● Work to be completed:
Copy each line in the data below that contains the word "Invoice".

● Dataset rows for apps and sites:
☆ ☆ ☆ ☆

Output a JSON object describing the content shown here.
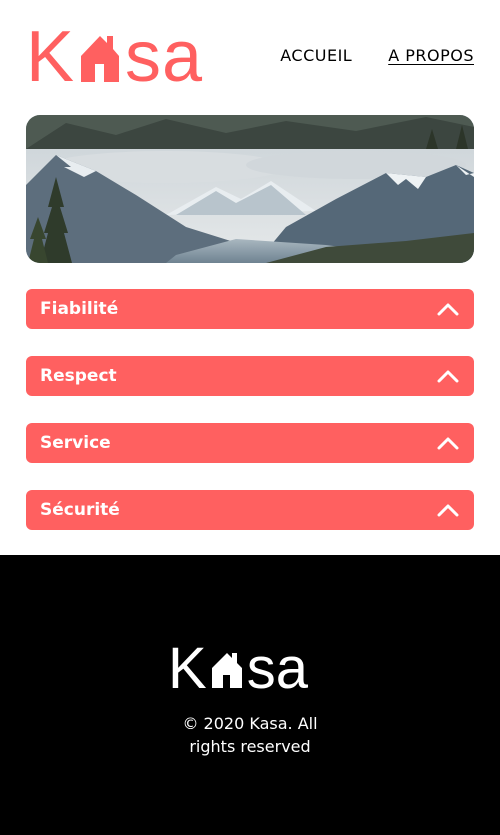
{
  "brand": {
    "logo_text_left": "K",
    "logo_text_right": "sa",
    "logo_alt": "Kasa",
    "color": "#FF6060"
  },
  "nav": {
    "items": [
      {
        "label": "ACCUEIL",
        "active": false
      },
      {
        "label": "A PROPOS",
        "active": true
      }
    ]
  },
  "banner": {
    "icon": "mountain-landscape-image"
  },
  "collapses": [
    {
      "title": "Fiabilité",
      "icon": "chevron-up-icon"
    },
    {
      "title": "Respect",
      "icon": "chevron-up-icon"
    },
    {
      "title": "Service",
      "icon": "chevron-up-icon"
    },
    {
      "title": "Sécurité",
      "icon": "chevron-up-icon"
    }
  ],
  "footer": {
    "logo_text_left": "K",
    "logo_text_right": "sa",
    "copyright_line1": "© 2020 Kasa. All",
    "copyright_line2": "rights reserved",
    "background": "#000000"
  }
}
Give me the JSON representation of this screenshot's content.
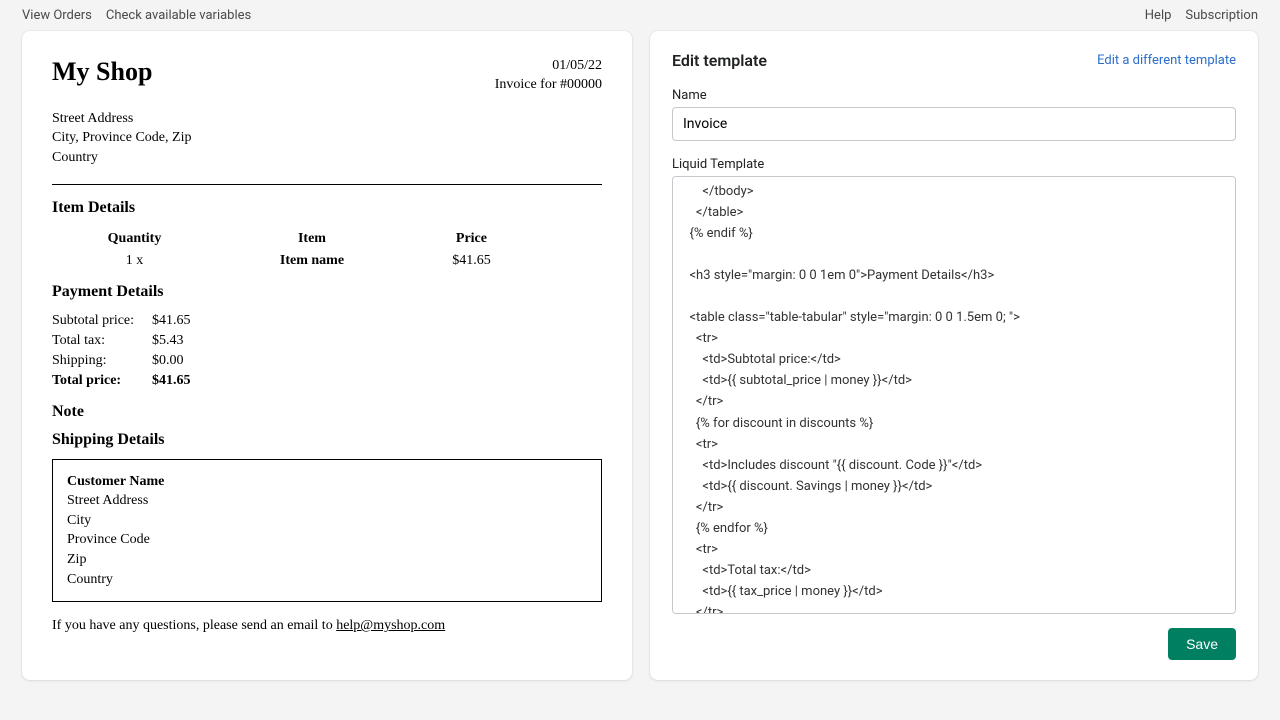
{
  "topbar": {
    "left": [
      "View Orders",
      "Check available variables"
    ],
    "right": [
      "Help",
      "Subscription"
    ]
  },
  "preview": {
    "shop_name": "My Shop",
    "date": "01/05/22",
    "invoice_for": "Invoice for #00000",
    "address": {
      "street": "Street Address",
      "city_line": "City, Province Code, Zip",
      "country": "Country"
    },
    "item_details_heading": "Item Details",
    "items_headers": {
      "qty": "Quantity",
      "item": "Item",
      "price": "Price"
    },
    "items": [
      {
        "qty": "1 x",
        "name": "Item name",
        "price": "$41.65"
      }
    ],
    "payment_heading": "Payment Details",
    "payment": {
      "subtotal_label": "Subtotal price:",
      "subtotal": "$41.65",
      "tax_label": "Total tax:",
      "tax": "$5.43",
      "shipping_label": "Shipping:",
      "shipping": "$0.00",
      "total_label": "Total price:",
      "total": "$41.65"
    },
    "note_heading": "Note",
    "shipping_heading": "Shipping Details",
    "shipping": {
      "customer": "Customer Name",
      "street": "Street Address",
      "city": "City",
      "province": "Province Code",
      "zip": "Zip",
      "country": "Country"
    },
    "footer_text": "If you have any questions, please send an email to ",
    "footer_email": "help@myshop.com"
  },
  "editor": {
    "title": "Edit template",
    "edit_different": "Edit a different template",
    "name_label": "Name",
    "name_value": "Invoice",
    "liquid_label": "Liquid Template",
    "liquid_code": "      </tbody>\n    </table>\n  {% endif %}\n\n  <h3 style=\"margin: 0 0 1em 0\">Payment Details</h3>\n\n  <table class=\"table-tabular\" style=\"margin: 0 0 1.5em 0; \">\n    <tr>\n      <td>Subtotal price:</td>\n      <td>{{ subtotal_price | money }}</td>\n    </tr>\n    {% for discount in discounts %}\n    <tr>\n      <td>Includes discount \"{{ discount. Code }}\"</td>\n      <td>{{ discount. Savings | money }}</td>\n    </tr>\n    {% endfor %}\n    <tr>\n      <td>Total tax:</td>\n      <td>{{ tax_price | money }}</td>\n    </tr>\n    <tr>",
    "save_label": "Save"
  }
}
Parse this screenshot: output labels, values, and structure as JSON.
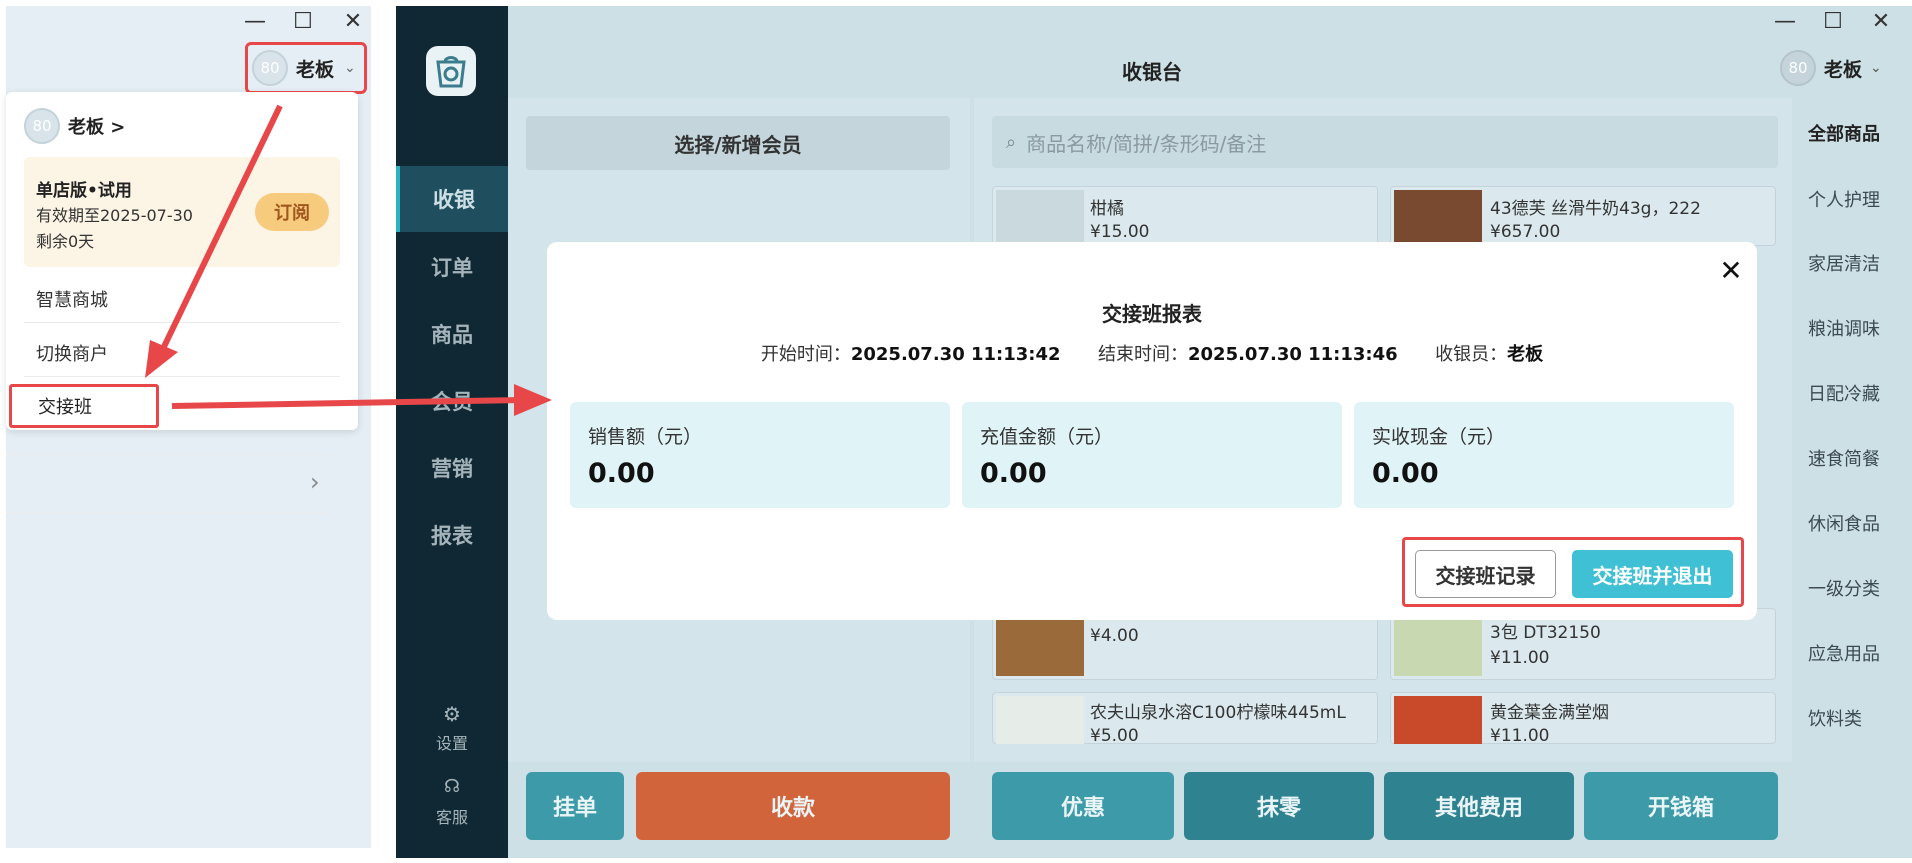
{
  "left_window": {
    "window_controls": {
      "minimize": "—",
      "maximize": "☐",
      "close": "✕"
    },
    "user": {
      "avatar_text": "80",
      "name": "老板"
    },
    "dropdown": {
      "head_avatar_text": "80",
      "head_name": "老板 >",
      "trial": {
        "title": "单店版•试用",
        "valid_until": "有效期至2025-07-30",
        "remaining": "剩余0天",
        "subscribe_label": "订阅"
      },
      "items": [
        "智慧商城",
        "切换商户",
        "交接班"
      ],
      "list_chevron": "›"
    }
  },
  "app": {
    "window_controls": {
      "minimize": "—",
      "maximize": "☐",
      "close": "✕"
    },
    "title": "收银台",
    "user": {
      "avatar_text": "80",
      "name": "老板"
    },
    "sidebar": {
      "items": [
        "收银",
        "订单",
        "商品",
        "会员",
        "营销",
        "报表"
      ],
      "active": "收银",
      "settings_label": "设置",
      "service_label": "客服"
    },
    "member_button": "选择/新增会员",
    "search_placeholder": "商品名称/简拼/条形码/备注",
    "products": [
      {
        "name": "柑橘",
        "price": "¥15.00"
      },
      {
        "name": "43德芙 丝滑牛奶43g，222",
        "price": "¥657.00"
      },
      {
        "name": "",
        "price": "¥4.00"
      },
      {
        "name": "3包 DT32150",
        "price": "¥11.00"
      },
      {
        "name": "农夫山泉水溶C100柠檬味445mL",
        "price": "¥5.00"
      },
      {
        "name": "黄金葉金满堂烟",
        "price": "¥11.00"
      }
    ],
    "categories": [
      "全部商品",
      "个人护理",
      "家居清洁",
      "粮油调味",
      "日配冷藏",
      "速食简餐",
      "休闲食品",
      "一级分类",
      "应急用品",
      "饮料类"
    ],
    "bottom_buttons": {
      "hold": "挂单",
      "checkout": "收款",
      "discount": "优惠",
      "round": "抹零",
      "other_fees": "其他费用",
      "open_drawer": "开钱箱"
    }
  },
  "dialog": {
    "title": "交接班报表",
    "start_label": "开始时间：",
    "start_value": "2025.07.30 11:13:42",
    "end_label": "结束时间：",
    "end_value": "2025.07.30 11:13:46",
    "cashier_label": "收银员：",
    "cashier_value": "老板",
    "stats": [
      {
        "label": "销售额（元）",
        "value": "0.00"
      },
      {
        "label": "充值金额（元）",
        "value": "0.00"
      },
      {
        "label": "实收现金（元）",
        "value": "0.00"
      }
    ],
    "records_button": "交接班记录",
    "handover_exit_button": "交接班并退出",
    "close_icon": "✕"
  },
  "colors": {
    "annotation_red": "#e8474a",
    "sidebar_dark": "#102833",
    "primary_button": "#3fc0d4",
    "checkout_orange": "#e0602a",
    "teal_button": "#2b8f9e"
  }
}
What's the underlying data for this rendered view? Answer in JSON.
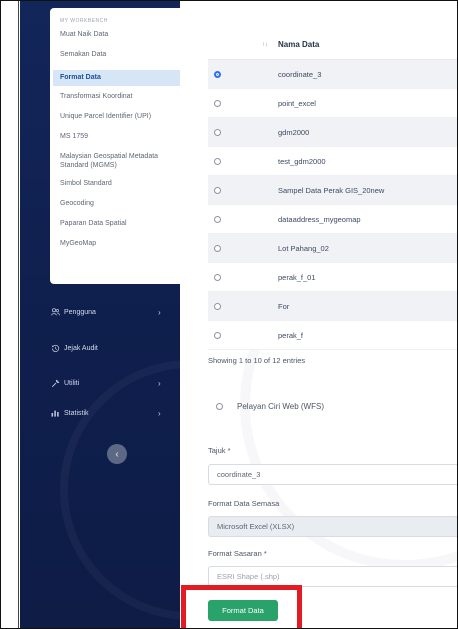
{
  "sidebar": {
    "submenu_heading": "MY WORKBENCH",
    "submenu_items": [
      {
        "label": "Muat Naik Data",
        "active": false
      },
      {
        "label": "Semakan Data",
        "active": false
      },
      {
        "label": "Format Data",
        "active": true
      },
      {
        "label": "Transformasi Koordinat",
        "active": false
      },
      {
        "label": "Unique Parcel Identifier (UPI)",
        "active": false
      },
      {
        "label": "MS 1759",
        "active": false
      },
      {
        "label": "Malaysian Geospatial Metadata Standard (MGMS)",
        "active": false
      },
      {
        "label": "Simbol Standard",
        "active": false
      },
      {
        "label": "Geocoding",
        "active": false
      },
      {
        "label": "Paparan Data Spatial",
        "active": false
      },
      {
        "label": "MyGeoMap",
        "active": false
      }
    ],
    "nav": [
      {
        "label": "Pengguna",
        "icon": "users-icon",
        "has_chevron": true
      },
      {
        "label": "Jejak Audit",
        "icon": "history-icon",
        "has_chevron": false
      },
      {
        "label": "Utiliti",
        "icon": "wrench-icon",
        "has_chevron": true
      },
      {
        "label": "Statistik",
        "icon": "bar-chart-icon",
        "has_chevron": true
      }
    ],
    "collapse_icon": "chevron-left-icon",
    "colors": {
      "background": "#13265a",
      "active_bg": "#d7e6f7",
      "active_text": "#1a4f9e"
    }
  },
  "table": {
    "header": {
      "sort_icon": "sort-arrows-icon",
      "sort_glyph": "↑↓",
      "name": "Nama Data"
    },
    "rows": [
      {
        "name": "coordinate_3",
        "selected": true
      },
      {
        "name": "point_excel",
        "selected": false
      },
      {
        "name": "gdm2000",
        "selected": false
      },
      {
        "name": "test_gdm2000",
        "selected": false
      },
      {
        "name": "Sampel Data Perak GIS_20new",
        "selected": false
      },
      {
        "name": "dataaddress_mygeomap",
        "selected": false
      },
      {
        "name": "Lot Pahang_02",
        "selected": false
      },
      {
        "name": "perak_f_01",
        "selected": false
      },
      {
        "name": "For",
        "selected": false
      },
      {
        "name": "perak_f",
        "selected": false
      }
    ],
    "entries_info": "Showing 1 to 10 of 12 entries"
  },
  "form": {
    "wfs_option": "Pelayan Ciri Web (WFS)",
    "tajuk_label": "Tajuk *",
    "tajuk_value": "coordinate_3",
    "current_format_label": "Format Data Semasa",
    "current_format_value": "Microsoft Excel (XLSX)",
    "target_format_label": "Format Sasaran *",
    "target_format_value": "ESRI Shape (.shp)",
    "submit_label": "Format Data",
    "colors": {
      "submit": "#2aa36a",
      "highlight": "#e31b23",
      "radio_selected": "#2b6ff2"
    }
  }
}
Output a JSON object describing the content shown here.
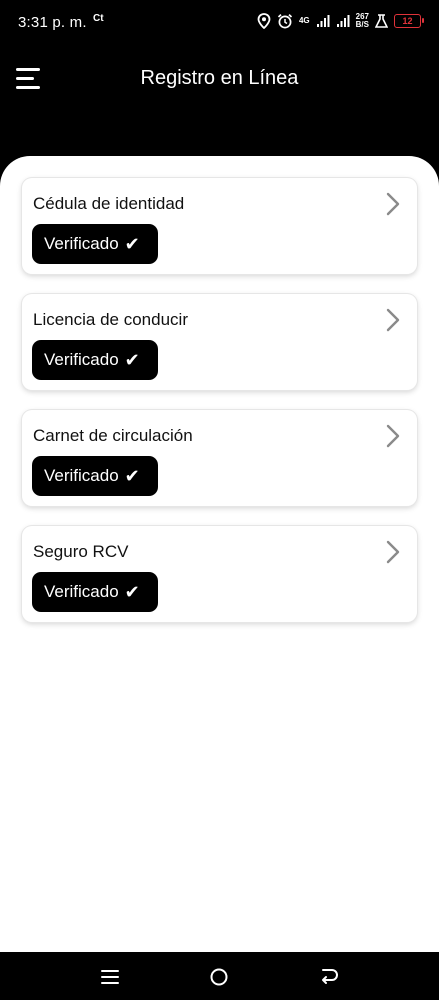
{
  "status_bar": {
    "time": "3:31 p. m.",
    "notification": "Ct",
    "network_type": "4G",
    "speed_value": "267",
    "speed_unit": "B/S",
    "battery": "12"
  },
  "header": {
    "title": "Registro en Línea"
  },
  "documents": [
    {
      "title": "Cédula de identidad",
      "status": "Verificado",
      "check": "✔"
    },
    {
      "title": "Licencia de conducir",
      "status": "Verificado",
      "check": "✔"
    },
    {
      "title": "Carnet de circulación",
      "status": "Verificado",
      "check": "✔"
    },
    {
      "title": "Seguro RCV",
      "status": "Verificado",
      "check": "✔"
    }
  ],
  "colors": {
    "background": "#000000",
    "panel": "#ffffff",
    "badge": "#000000",
    "chevron": "#8a8a8a",
    "battery_low": "#e0333a"
  },
  "icons": [
    "menu-icon",
    "location-icon",
    "alarm-icon",
    "signal-icon",
    "lab-icon",
    "battery-icon",
    "chevron-right-icon",
    "recent-apps-icon",
    "home-icon",
    "back-icon"
  ]
}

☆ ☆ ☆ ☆

● Task output:
    "invoice_for": "Invoice for #00000",
    "name_value": "Invoice",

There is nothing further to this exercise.